  return add;
}

console.dir(addTo(3)); <!-- Expand the scope closure to see property passed of 3 -->
console.dir(addTo(4));
<!-- Expand the scope closure to see property passed of 3 -->

Now do this::

javascript

var addThree = new addTo(3);
var addTwo = new addTo(2);

console.log(addThree(1));
console.log(addTwo(1));

<!-- the result is 4 and 3 respectively; -->

So basically, closure lets a function addThree and addTwo keep the private variable it needed to execute.

For this lets look at another example::

Auto-detect
let f = () => {
    let i = 1;
    let j = 2;
    return () => {
	console.log(i);
    }
}
console.dir(f());

When you expand the function and then closure, you might expect to find i: 1, j:2.

But, surprisingly, it only holds i: 1. Why is that?

Because the function is not using j and so cannot have a closure for j. Basically, the function f() will only hold i which is the minimum it needed to execute.

What does this mean?

Well, if you require j, for instance, adding console.log(j) in the return function for f(), it will also have a closure for j in this case.

A closure inside a loop: interview question

If i have a for loop for instance, lets say::

javascript
for (let i = 0; i< 3; i++) {
     setTimeout(()=> {
	console.log(i);
     },1000);
}
console.log('after the loop');

<!--- You will get -->
result: after the lopp 0 1 2

This is a common behavior you should expect. Now lets try this:

javascript
for (var i = 0; i< 3; i++) {
     setTimeout(()=> {
	console.log(i);
     },1000);
}
console.log('after the loop');

<!--- You will get -->
result: after the lopp 3 3 3

Why is the behavior this way when your loop is meant to run from 0 to 2?

First of all, your loop should be running 0 - 2 and should not even go to three. 

We have to pause for a minute to understand this.

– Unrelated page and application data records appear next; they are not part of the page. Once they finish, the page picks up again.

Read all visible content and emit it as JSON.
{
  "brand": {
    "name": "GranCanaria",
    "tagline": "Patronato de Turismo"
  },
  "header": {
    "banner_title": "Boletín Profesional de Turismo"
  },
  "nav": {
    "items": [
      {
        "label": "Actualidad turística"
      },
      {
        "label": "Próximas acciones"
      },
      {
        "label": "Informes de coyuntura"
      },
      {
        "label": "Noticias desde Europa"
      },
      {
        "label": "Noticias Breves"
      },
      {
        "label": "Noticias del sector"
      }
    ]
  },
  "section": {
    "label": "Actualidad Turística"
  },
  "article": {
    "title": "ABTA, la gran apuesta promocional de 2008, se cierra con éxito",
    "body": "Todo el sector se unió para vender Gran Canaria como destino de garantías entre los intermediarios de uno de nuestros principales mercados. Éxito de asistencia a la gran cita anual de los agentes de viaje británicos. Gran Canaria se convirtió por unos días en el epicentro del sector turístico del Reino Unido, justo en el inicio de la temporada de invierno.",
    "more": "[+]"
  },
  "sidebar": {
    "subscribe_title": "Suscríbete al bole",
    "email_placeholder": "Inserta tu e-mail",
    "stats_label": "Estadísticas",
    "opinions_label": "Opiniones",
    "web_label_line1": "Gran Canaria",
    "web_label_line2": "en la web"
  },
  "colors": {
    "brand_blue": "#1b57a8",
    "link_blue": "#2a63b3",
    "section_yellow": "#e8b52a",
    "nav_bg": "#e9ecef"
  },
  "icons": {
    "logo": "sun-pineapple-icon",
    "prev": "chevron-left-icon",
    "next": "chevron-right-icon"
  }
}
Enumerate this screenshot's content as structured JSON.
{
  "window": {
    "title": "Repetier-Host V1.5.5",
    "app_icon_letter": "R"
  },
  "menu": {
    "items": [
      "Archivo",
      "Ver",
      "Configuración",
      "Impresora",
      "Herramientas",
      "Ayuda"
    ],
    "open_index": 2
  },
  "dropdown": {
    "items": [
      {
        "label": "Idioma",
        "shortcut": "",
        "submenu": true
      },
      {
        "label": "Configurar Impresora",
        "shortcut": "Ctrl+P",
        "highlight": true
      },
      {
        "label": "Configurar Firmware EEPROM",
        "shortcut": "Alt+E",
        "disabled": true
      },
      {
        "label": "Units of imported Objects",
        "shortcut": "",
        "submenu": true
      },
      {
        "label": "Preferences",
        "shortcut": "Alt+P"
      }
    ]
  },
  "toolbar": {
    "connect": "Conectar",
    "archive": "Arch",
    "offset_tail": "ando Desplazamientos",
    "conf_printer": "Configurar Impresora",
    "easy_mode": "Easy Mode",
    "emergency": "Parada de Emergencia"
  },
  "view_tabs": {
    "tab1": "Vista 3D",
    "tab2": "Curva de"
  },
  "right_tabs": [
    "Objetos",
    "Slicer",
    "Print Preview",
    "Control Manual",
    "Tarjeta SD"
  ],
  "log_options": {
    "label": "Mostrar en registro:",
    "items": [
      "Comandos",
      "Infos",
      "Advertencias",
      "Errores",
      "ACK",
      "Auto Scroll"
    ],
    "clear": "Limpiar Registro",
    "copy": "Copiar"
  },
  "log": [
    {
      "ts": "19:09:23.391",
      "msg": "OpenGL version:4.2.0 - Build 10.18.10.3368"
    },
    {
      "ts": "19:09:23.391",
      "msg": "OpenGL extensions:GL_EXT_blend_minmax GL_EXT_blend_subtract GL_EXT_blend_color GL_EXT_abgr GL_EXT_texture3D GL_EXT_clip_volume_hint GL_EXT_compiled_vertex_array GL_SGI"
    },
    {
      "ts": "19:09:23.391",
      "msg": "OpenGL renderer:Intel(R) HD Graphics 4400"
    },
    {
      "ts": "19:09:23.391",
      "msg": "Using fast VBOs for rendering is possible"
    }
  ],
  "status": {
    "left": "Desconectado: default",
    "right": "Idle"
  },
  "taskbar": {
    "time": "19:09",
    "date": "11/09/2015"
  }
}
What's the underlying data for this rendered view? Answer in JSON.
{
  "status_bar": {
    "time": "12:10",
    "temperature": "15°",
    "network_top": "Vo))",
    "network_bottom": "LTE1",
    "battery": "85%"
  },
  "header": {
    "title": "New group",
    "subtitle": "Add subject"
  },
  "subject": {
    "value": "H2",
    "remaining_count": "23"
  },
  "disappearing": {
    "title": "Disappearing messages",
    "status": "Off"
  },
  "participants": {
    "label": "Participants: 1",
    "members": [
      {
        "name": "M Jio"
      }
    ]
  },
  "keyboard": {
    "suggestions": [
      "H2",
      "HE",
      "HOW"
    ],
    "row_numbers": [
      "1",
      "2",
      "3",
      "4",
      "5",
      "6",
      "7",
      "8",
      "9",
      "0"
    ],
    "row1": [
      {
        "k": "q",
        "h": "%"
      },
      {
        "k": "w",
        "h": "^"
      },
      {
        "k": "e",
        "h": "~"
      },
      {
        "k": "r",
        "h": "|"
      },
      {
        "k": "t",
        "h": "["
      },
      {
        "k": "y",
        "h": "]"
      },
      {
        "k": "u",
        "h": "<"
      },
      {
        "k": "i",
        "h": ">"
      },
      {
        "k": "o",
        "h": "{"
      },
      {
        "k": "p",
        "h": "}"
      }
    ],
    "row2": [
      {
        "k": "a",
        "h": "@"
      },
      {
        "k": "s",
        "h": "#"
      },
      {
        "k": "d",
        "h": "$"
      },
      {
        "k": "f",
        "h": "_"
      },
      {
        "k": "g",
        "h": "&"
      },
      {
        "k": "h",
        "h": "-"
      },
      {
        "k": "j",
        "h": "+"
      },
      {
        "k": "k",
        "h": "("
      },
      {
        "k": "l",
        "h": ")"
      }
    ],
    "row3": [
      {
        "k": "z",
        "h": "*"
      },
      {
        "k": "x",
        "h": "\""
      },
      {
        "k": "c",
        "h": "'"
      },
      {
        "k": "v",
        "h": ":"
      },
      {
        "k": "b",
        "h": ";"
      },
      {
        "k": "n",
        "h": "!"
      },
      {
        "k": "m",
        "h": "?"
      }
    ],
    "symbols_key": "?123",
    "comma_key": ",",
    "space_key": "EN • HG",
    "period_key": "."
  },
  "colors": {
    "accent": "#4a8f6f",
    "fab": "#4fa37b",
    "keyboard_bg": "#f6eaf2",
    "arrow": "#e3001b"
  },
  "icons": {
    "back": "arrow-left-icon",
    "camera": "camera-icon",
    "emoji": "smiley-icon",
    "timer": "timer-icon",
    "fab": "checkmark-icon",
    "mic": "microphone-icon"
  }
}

Lets go to the sample code that uses let.

Because, i am using let, which is a block scope, so it will first hold i = 0 for the first loop scope.

As soon as the next loop comes in, since its a block scope, it hold i and so, it will look at the i++ and create a new variable for each loop. Which in turn, then gives you i = 1, the i is a new variable here and so on and so forth.

Now lets switch to var in this case, like in the sample code above.

What it does is, It will first look at var = 0

The function inside the setTimeout holds a closure of 0 for the first loop.

For the next loop, now because var has function scope, it doesn't create a new variable. It just changes its value instead of creating a new i variable like in let.

So since the setTimeout executes after the original loop is completed, it means the function has already looped and kept its closure ahead of time.

Lets go to the first loop for var.

var = 0; so the first loop holds 0;

var = 1; so the next loop holds 1; —right.

Since var is changed (not creating new variable) and is now 1

The first loop now hold var as 1 which did not create a new variable, but changed its value, unlike let that created a new variable of 1 instead of changing 0 to 1.

So you will get instead::::

First loop now hold var of 1;

Second loop now holds var of 1;

thirs loop..............;

When var is now changed to 2,

First loop now holds new var of 2;

Second loop var of 2 .......

Third loop ......

For for loop to verify it's actually less than three, it has to go to three, so var will increment one more time to 3.

Even though its not creating new setTimeout function for it last increment.

Therefore, the first loop var is now 3: an updated closure value.

Second loop.....

Third loop...

At the end of 1000 millisecond, you get 3 printed 3 times.

Okey, lets say we want to fix this var and not use let, but also make sure it keeps the value as private to its function.

We remedy this by immediately invoking the setTimeout function like this.

javascript
for (var i = 0; i< 3; i++) {
  (()=> {
  	setTimeout(()=> {
	console.log(i);
	},1000);
  })();
}
console.log('after the loop');

<!--- You will get -->
result: after the lopp 0 1 2

The reason this works is because, if you immediately invoke a function, it kinda create a block scope, because it runs right away.

This is the basic fundamental of closure in JavaScript.

In conclusion, JavaScript CLOSURE are functions with preserved data, that's all there is to it.

Learn all about JSON, and transferring JSON here

If you also want to have the basic in-depth knowledge on redirect in JavaScript, check here.